Evident in these pieces — and well complemented by Oehlers’ liner notes — is a thoughtfulness and introspection, a willingness to reflect on our changes (Revolutions), our world (Armistice), our minds (the title track), our fears (The Deep Freeze), our empathetic relationships (Helix) and our losses (Goodbye).

There’s plenty of grit here, even in And Moonbeams and especially in The Deep Freeze, but the lightness and floating beauty is frequently there so these compositions are anything but the burden that the title suggests. We are invited to luxuriate in and be captivated by the understated finesse of these players who can and do, in other contexts, produce so much power and driving force.

Three brief “duet moments” capture fleeting improvisations. The final Goodbye is also brief, a beautiful lament at the passing of saxophonists David Ades, Bernie McGann and Mike Stewart.

The Burden of Memory is an album to let wash over us, so that we may feel our minds have been gently cleansed and refreshed — but only after some pensiveness and soul-searching.

For star lovers: 4 out of 5

ROGER MITCHELL

The Burden of Memory is available via Bandcamp

CD launch details

LIMINAL — JEX SAARELAHT TRIO

Liminal

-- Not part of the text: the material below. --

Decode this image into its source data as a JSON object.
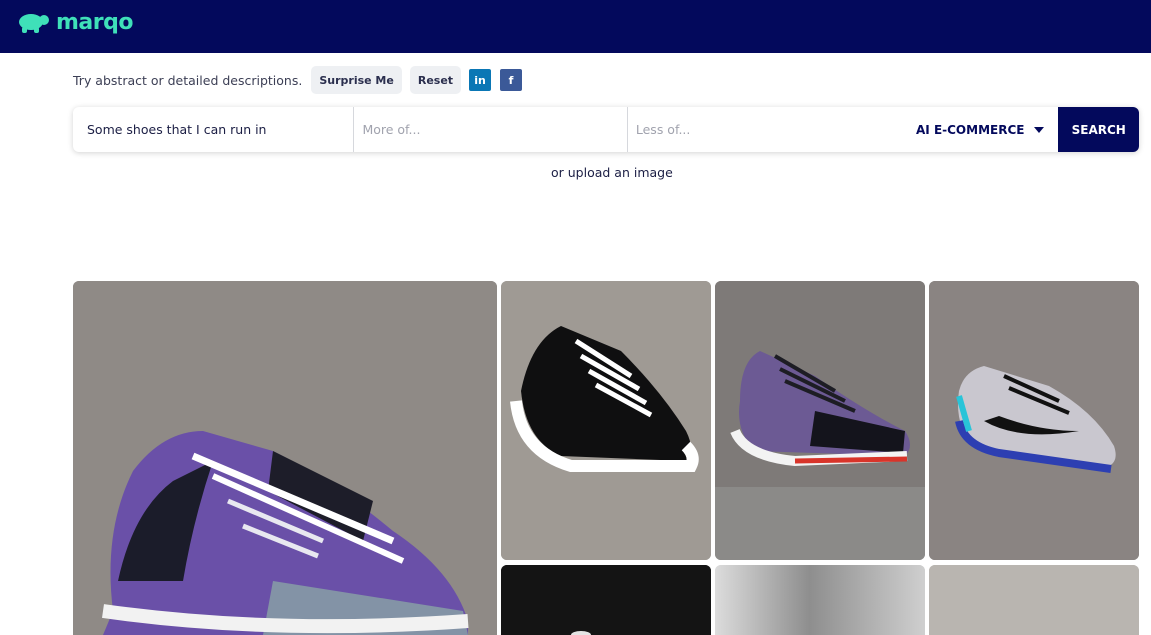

CD REVIEW

4 stars

Jazzhead

Liminal opens with a closing. Saarelaht sums up Closing, written for a surgeon to whom he sent the piece, but from whom he never heard back, with the succinct subtitle “having dealt with a point infarct”. I had to look that up, but this piece feels more substantial than the eradication of “a small localised area of dead tissue resulting from failure of blood supply”.

Strength comes to mind. Its engrossing, compelling nature is fitting to open an album of Saarelaht originals that is often robust and — even in its understated parts — retains a certain directness and brawn. The composer regards it as a snapshot of the trio, formed 20 years earlier, in transition.

As in his 2010 quartet album Fiveways, with Niko Schauble on drums, Jonathan Zwartz on bass and Julien Wilson on sax, Saarelaht honours the departed. Five-nineteen is revisited for bassist Stuart Speed, Liminal is for drummer Peter Jones and Ivory Cutlery is for Scottish poet, comic author and songwriter Ivor Cutler. The album notes also mention Gil Askey, who died in April.

Liminal was also a live recording, this time at Bennetts Lane in October 2013 at the Esto-Cubist Jazz Festival and this time with Philip Rex on double bass joining Schauble and Saarelaht, the trio responsible for Fridays, Late.

This is a superb line-up. Rex’s inventive excellence is on display especially in the title track and alone in the opening of Five-nineteen, which develops swing powerful enough to qualify as a form of renewable energy. Trio members demonstrate empathy, yet preserve their independence, but the result is always cohesive.

Then Again, inspired by Andrea Keller‘s take on a Bela Bartok composition, allows Saarelaht room for expansive, yet intricate and light reflections. Splendidly laid back Ivory Cutlery again exhibits delicate finery on the keyboard followed by spacious, strong bass.

The final, and longest, track on an album that seems to end too soon, is Fiveways. It gathers intensity on a slow burn before exemplary stick work by Schauble that understandably draws applause, fades back and then gathers force again as this trio grabs and holds us in thrall until the end.

During a couple of long drives recently in remote Western Australia, Liminal was played repeatedly on the rental car stereo. It was sustaining and kept me from succumbing to sleep on the long, straight roads.

ROGER MITCHELL 

Jex Saarelaht

Jex Saarelaht at the Bennetts Lane launch of Liminal in July 2014